*DESCRIPTION OF THE TASK*
Give the number of lines in this listing that contain the word "icon", and nothing else.

▶

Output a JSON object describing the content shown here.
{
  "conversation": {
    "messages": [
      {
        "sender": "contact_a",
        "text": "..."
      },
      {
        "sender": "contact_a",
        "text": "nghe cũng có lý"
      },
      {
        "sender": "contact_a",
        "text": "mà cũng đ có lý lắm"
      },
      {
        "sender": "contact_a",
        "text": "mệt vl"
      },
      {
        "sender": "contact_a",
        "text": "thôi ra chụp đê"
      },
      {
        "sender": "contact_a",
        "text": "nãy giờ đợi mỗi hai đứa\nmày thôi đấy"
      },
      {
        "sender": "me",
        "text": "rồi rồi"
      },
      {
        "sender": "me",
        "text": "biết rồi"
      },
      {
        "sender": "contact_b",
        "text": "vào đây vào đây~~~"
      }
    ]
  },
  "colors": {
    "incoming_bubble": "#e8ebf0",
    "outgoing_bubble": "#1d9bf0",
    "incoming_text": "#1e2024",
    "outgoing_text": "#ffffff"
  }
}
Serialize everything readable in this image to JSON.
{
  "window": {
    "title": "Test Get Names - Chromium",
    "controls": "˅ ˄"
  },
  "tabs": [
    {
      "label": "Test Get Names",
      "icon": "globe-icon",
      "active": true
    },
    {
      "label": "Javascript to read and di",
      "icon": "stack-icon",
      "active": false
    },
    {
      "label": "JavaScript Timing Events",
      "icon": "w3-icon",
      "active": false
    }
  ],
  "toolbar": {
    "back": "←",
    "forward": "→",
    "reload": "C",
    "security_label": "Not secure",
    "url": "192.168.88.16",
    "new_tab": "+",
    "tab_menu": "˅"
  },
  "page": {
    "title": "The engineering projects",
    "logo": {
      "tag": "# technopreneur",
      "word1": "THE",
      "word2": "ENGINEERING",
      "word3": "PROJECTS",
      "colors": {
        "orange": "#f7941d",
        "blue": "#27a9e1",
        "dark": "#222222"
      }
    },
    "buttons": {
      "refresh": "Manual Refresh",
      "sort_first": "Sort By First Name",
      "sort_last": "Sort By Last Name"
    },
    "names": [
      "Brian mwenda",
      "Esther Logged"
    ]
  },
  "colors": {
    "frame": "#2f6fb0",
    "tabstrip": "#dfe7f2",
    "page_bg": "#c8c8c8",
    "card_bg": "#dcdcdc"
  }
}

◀

*WORKED SOLUTION*
3